● PROBLEM DESCRIPTION: Retype the records word for word. Skip every image.

● RAW DATA:
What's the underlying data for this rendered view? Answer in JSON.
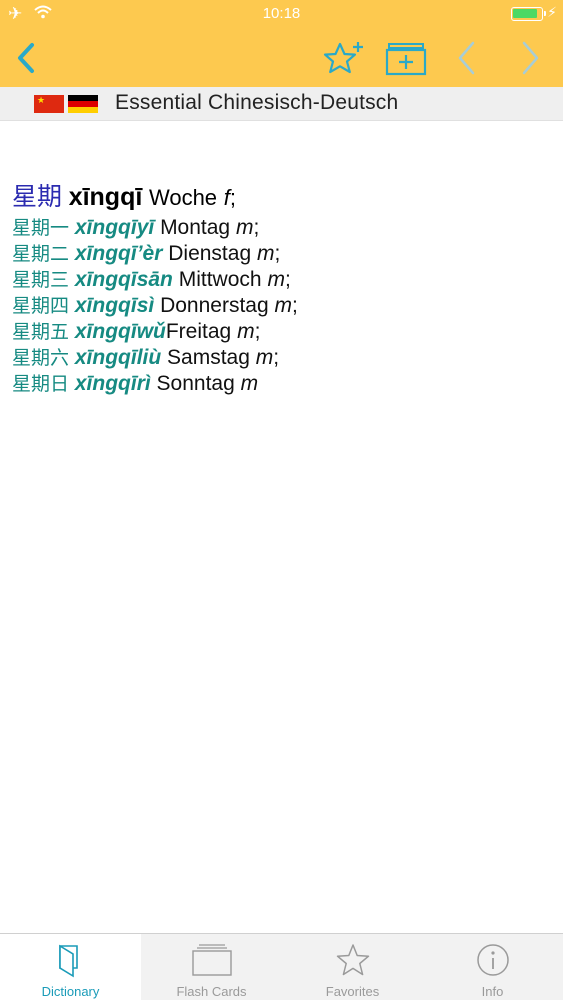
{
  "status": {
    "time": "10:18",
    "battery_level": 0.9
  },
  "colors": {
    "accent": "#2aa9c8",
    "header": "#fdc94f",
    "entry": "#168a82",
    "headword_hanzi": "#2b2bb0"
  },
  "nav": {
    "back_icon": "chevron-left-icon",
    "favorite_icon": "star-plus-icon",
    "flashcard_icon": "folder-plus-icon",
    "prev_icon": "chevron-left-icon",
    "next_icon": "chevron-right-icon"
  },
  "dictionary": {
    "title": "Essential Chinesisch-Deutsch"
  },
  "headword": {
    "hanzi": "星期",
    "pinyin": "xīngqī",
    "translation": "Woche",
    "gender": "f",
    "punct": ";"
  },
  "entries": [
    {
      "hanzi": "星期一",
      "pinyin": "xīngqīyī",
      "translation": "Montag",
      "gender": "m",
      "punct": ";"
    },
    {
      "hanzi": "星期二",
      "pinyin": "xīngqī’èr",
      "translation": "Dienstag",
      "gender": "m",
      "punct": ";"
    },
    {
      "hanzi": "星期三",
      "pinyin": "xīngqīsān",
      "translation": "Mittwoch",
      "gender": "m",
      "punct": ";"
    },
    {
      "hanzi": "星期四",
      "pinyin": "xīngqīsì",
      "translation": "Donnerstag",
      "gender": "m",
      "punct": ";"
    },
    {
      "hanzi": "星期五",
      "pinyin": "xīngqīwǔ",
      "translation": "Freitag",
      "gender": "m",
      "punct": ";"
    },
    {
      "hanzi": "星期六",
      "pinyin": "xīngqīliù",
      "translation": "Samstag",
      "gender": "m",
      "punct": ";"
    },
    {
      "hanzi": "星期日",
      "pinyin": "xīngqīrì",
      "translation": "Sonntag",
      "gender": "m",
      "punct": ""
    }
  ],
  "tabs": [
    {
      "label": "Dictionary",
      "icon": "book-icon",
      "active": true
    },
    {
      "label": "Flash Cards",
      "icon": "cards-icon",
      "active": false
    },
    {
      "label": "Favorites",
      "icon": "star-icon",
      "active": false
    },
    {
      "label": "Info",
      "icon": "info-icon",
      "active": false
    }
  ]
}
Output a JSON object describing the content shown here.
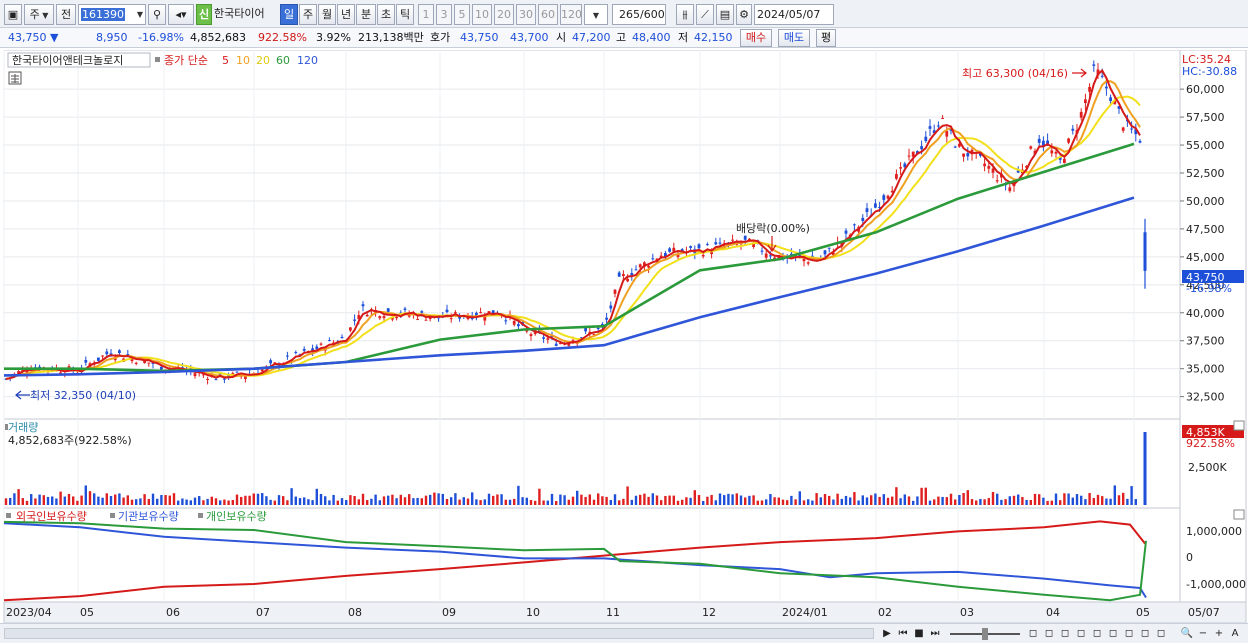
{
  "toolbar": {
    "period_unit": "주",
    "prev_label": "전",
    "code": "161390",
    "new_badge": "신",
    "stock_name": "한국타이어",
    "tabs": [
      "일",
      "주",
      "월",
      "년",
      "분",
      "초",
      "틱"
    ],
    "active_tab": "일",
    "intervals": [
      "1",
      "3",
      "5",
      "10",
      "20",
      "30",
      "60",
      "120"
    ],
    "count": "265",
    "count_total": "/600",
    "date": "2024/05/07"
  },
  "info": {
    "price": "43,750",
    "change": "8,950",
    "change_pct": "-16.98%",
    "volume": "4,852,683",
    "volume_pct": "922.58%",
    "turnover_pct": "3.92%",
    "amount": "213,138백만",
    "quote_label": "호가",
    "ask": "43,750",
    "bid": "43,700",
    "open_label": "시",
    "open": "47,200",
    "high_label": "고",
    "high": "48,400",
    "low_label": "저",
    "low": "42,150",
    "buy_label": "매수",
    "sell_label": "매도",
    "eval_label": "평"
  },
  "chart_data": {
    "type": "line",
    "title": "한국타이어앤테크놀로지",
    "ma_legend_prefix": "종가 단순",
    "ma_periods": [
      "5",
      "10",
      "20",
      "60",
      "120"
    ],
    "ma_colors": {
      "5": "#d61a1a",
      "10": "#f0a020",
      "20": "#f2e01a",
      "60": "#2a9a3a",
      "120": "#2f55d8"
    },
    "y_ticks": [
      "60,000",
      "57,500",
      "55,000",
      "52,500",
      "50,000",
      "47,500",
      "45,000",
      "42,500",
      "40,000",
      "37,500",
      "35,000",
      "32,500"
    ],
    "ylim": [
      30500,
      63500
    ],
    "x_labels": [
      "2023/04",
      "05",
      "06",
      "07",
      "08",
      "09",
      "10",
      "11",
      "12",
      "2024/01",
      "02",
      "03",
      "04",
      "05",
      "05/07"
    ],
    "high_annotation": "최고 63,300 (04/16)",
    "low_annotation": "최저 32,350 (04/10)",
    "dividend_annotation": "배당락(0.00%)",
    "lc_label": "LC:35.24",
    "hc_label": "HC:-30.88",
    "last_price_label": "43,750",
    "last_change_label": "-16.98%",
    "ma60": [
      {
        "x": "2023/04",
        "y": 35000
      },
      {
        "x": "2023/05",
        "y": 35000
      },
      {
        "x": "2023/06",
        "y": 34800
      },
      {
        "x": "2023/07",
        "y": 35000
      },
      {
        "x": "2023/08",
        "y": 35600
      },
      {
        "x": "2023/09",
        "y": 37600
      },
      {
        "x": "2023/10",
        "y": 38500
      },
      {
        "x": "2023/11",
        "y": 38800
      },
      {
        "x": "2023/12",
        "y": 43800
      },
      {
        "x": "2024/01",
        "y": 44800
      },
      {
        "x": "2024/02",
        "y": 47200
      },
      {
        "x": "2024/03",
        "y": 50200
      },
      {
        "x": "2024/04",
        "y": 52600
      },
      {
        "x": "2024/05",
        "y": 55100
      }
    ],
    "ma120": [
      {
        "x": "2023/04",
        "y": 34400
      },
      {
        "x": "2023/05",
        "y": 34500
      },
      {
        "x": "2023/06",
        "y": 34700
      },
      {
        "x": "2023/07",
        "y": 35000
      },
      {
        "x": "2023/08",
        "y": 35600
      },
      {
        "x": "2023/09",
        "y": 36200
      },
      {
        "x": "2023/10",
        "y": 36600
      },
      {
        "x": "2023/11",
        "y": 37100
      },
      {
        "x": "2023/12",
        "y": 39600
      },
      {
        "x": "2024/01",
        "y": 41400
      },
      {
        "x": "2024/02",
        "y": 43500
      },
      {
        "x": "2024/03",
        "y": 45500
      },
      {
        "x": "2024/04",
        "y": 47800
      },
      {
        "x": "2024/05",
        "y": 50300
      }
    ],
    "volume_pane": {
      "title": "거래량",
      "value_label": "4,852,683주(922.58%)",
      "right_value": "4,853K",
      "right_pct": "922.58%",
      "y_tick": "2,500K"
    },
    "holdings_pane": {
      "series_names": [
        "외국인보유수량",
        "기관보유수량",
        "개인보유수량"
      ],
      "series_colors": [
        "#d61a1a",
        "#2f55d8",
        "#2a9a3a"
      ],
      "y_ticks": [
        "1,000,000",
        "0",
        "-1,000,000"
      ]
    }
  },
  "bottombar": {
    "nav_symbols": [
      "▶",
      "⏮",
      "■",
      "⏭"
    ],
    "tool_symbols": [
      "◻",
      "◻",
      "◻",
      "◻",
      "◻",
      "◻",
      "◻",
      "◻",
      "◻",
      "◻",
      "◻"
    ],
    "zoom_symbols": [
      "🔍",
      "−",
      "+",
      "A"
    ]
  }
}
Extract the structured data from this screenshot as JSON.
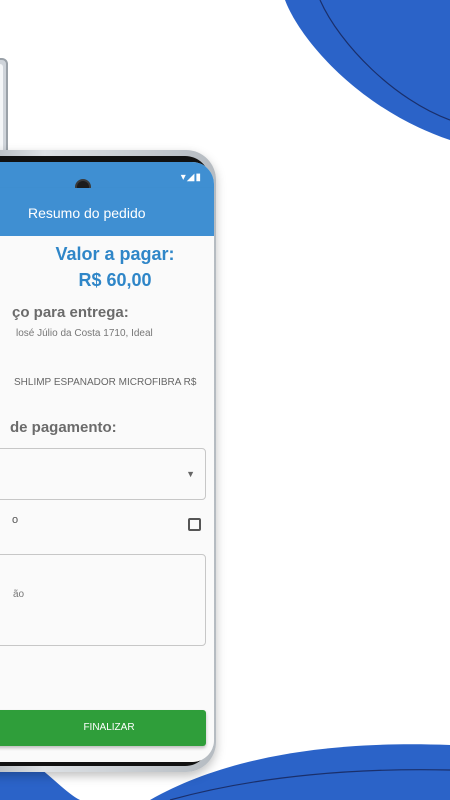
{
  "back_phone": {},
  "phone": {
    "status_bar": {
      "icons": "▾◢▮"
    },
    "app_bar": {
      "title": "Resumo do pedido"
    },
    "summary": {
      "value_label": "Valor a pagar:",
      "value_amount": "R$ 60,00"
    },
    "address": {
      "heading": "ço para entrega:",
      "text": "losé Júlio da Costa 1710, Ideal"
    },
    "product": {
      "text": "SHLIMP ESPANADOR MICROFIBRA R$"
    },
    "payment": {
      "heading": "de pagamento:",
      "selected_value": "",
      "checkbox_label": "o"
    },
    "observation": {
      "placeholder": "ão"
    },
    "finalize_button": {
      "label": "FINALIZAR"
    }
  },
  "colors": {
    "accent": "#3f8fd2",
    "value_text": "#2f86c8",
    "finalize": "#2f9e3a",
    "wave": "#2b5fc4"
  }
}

● OUTPUT BELOW:
What's the underlying data for this rendered view? Answer in JSON.
{
  "status": {
    "time": "10:18",
    "battery_level": 0.9
  },
  "colors": {
    "accent": "#2aa9c8",
    "header": "#fdc94f",
    "entry": "#168a82",
    "headword_hanzi": "#2b2bb0"
  },
  "nav": {
    "back_icon": "chevron-left-icon",
    "favorite_icon": "star-plus-icon",
    "flashcard_icon": "folder-plus-icon",
    "prev_icon": "chevron-left-icon",
    "next_icon": "chevron-right-icon"
  },
  "dictionary": {
    "title": "Essential Chinesisch-Deutsch"
  },
  "headword": {
    "hanzi": "星期",
    "pinyin": "xīngqī",
    "translation": "Woche",
    "gender": "f",
    "punct": ";"
  },
  "entries": [
    {
      "hanzi": "星期一",
      "pinyin": "xīngqīyī",
      "translation": "Montag",
      "gender": "m",
      "punct": ";"
    },
    {
      "hanzi": "星期二",
      "pinyin": "xīngqī’èr",
      "translation": "Dienstag",
      "gender": "m",
      "punct": ";"
    },
    {
      "hanzi": "星期三",
      "pinyin": "xīngqīsān",
      "translation": "Mittwoch",
      "gender": "m",
      "punct": ";"
    },
    {
      "hanzi": "星期四",
      "pinyin": "xīngqīsì",
      "translation": "Donnerstag",
      "gender": "m",
      "punct": ";"
    },
    {
      "hanzi": "星期五",
      "pinyin": "xīngqīwǔ",
      "translation": "Freitag",
      "gender": "m",
      "punct": ";"
    },
    {
      "hanzi": "星期六",
      "pinyin": "xīngqīliù",
      "translation": "Samstag",
      "gender": "m",
      "punct": ";"
    },
    {
      "hanzi": "星期日",
      "pinyin": "xīngqīrì",
      "translation": "Sonntag",
      "gender": "m",
      "punct": ""
    }
  ],
  "tabs": [
    {
      "label": "Dictionary",
      "icon": "book-icon",
      "active": true
    },
    {
      "label": "Flash Cards",
      "icon": "cards-icon",
      "active": false
    },
    {
      "label": "Favorites",
      "icon": "star-icon",
      "active": false
    },
    {
      "label": "Info",
      "icon": "info-icon",
      "active": false
    }
  ]
}
Output a JSON object describing the content shown here.
{
  "toolbar": {
    "period_unit": "주",
    "prev_label": "전",
    "code": "161390",
    "new_badge": "신",
    "stock_name": "한국타이어",
    "tabs": [
      "일",
      "주",
      "월",
      "년",
      "분",
      "초",
      "틱"
    ],
    "active_tab": "일",
    "intervals": [
      "1",
      "3",
      "5",
      "10",
      "20",
      "30",
      "60",
      "120"
    ],
    "count": "265",
    "count_total": "/600",
    "date": "2024/05/07"
  },
  "info": {
    "price": "43,750",
    "change": "8,950",
    "change_pct": "-16.98%",
    "volume": "4,852,683",
    "volume_pct": "922.58%",
    "turnover_pct": "3.92%",
    "amount": "213,138백만",
    "quote_label": "호가",
    "ask": "43,750",
    "bid": "43,700",
    "open_label": "시",
    "open": "47,200",
    "high_label": "고",
    "high": "48,400",
    "low_label": "저",
    "low": "42,150",
    "buy_label": "매수",
    "sell_label": "매도",
    "eval_label": "평"
  },
  "chart_data": {
    "type": "line",
    "title": "한국타이어앤테크놀로지",
    "ma_legend_prefix": "종가 단순",
    "ma_periods": [
      "5",
      "10",
      "20",
      "60",
      "120"
    ],
    "ma_colors": {
      "5": "#d61a1a",
      "10": "#f0a020",
      "20": "#f2e01a",
      "60": "#2a9a3a",
      "120": "#2f55d8"
    },
    "y_ticks": [
      "60,000",
      "57,500",
      "55,000",
      "52,500",
      "50,000",
      "47,500",
      "45,000",
      "42,500",
      "40,000",
      "37,500",
      "35,000",
      "32,500"
    ],
    "ylim": [
      30500,
      63500
    ],
    "x_labels": [
      "2023/04",
      "05",
      "06",
      "07",
      "08",
      "09",
      "10",
      "11",
      "12",
      "2024/01",
      "02",
      "03",
      "04",
      "05",
      "05/07"
    ],
    "high_annotation": "최고 63,300 (04/16)",
    "low_annotation": "최저 32,350 (04/10)",
    "dividend_annotation": "배당락(0.00%)",
    "lc_label": "LC:35.24",
    "hc_label": "HC:-30.88",
    "last_price_label": "43,750",
    "last_change_label": "-16.98%",
    "ma60": [
      {
        "x": "2023/04",
        "y": 35000
      },
      {
        "x": "2023/05",
        "y": 35000
      },
      {
        "x": "2023/06",
        "y": 34800
      },
      {
        "x": "2023/07",
        "y": 35000
      },
      {
        "x": "2023/08",
        "y": 35600
      },
      {
        "x": "2023/09",
        "y": 37600
      },
      {
        "x": "2023/10",
        "y": 38500
      },
      {
        "x": "2023/11",
        "y": 38800
      },
      {
        "x": "2023/12",
        "y": 43800
      },
      {
        "x": "2024/01",
        "y": 44800
      },
      {
        "x": "2024/02",
        "y": 47200
      },
      {
        "x": "2024/03",
        "y": 50200
      },
      {
        "x": "2024/04",
        "y": 52600
      },
      {
        "x": "2024/05",
        "y": 55100
      }
    ],
    "ma120": [
      {
        "x": "2023/04",
        "y": 34400
      },
      {
        "x": "2023/05",
        "y": 34500
      },
      {
        "x": "2023/06",
        "y": 34700
      },
      {
        "x": "2023/07",
        "y": 35000
      },
      {
        "x": "2023/08",
        "y": 35600
      },
      {
        "x": "2023/09",
        "y": 36200
      },
      {
        "x": "2023/10",
        "y": 36600
      },
      {
        "x": "2023/11",
        "y": 37100
      },
      {
        "x": "2023/12",
        "y": 39600
      },
      {
        "x": "2024/01",
        "y": 41400
      },
      {
        "x": "2024/02",
        "y": 43500
      },
      {
        "x": "2024/03",
        "y": 45500
      },
      {
        "x": "2024/04",
        "y": 47800
      },
      {
        "x": "2024/05",
        "y": 50300
      }
    ],
    "volume_pane": {
      "title": "거래량",
      "value_label": "4,852,683주(922.58%)",
      "right_value": "4,853K",
      "right_pct": "922.58%",
      "y_tick": "2,500K"
    },
    "holdings_pane": {
      "series_names": [
        "외국인보유수량",
        "기관보유수량",
        "개인보유수량"
      ],
      "series_colors": [
        "#d61a1a",
        "#2f55d8",
        "#2a9a3a"
      ],
      "y_ticks": [
        "1,000,000",
        "0",
        "-1,000,000"
      ]
    }
  },
  "bottombar": {
    "nav_symbols": [
      "▶",
      "⏮",
      "■",
      "⏭"
    ],
    "tool_symbols": [
      "◻",
      "◻",
      "◻",
      "◻",
      "◻",
      "◻",
      "◻",
      "◻",
      "◻",
      "◻",
      "◻"
    ],
    "zoom_symbols": [
      "🔍",
      "−",
      "+",
      "A"
    ]
  }
}
Extract the structured data from this screenshot as JSON.
{
  "back_phone": {},
  "phone": {
    "status_bar": {
      "icons": "▾◢▮"
    },
    "app_bar": {
      "title": "Resumo do pedido"
    },
    "summary": {
      "value_label": "Valor a pagar:",
      "value_amount": "R$ 60,00"
    },
    "address": {
      "heading": "ço para entrega:",
      "text": "losé Júlio da Costa 1710, Ideal"
    },
    "product": {
      "text": "SHLIMP ESPANADOR MICROFIBRA R$"
    },
    "payment": {
      "heading": "de pagamento:",
      "selected_value": "",
      "checkbox_label": "o"
    },
    "observation": {
      "placeholder": "ão"
    },
    "finalize_button": {
      "label": "FINALIZAR"
    }
  },
  "colors": {
    "accent": "#3f8fd2",
    "value_text": "#2f86c8",
    "finalize": "#2f9e3a",
    "wave": "#2b5fc4"
  }
}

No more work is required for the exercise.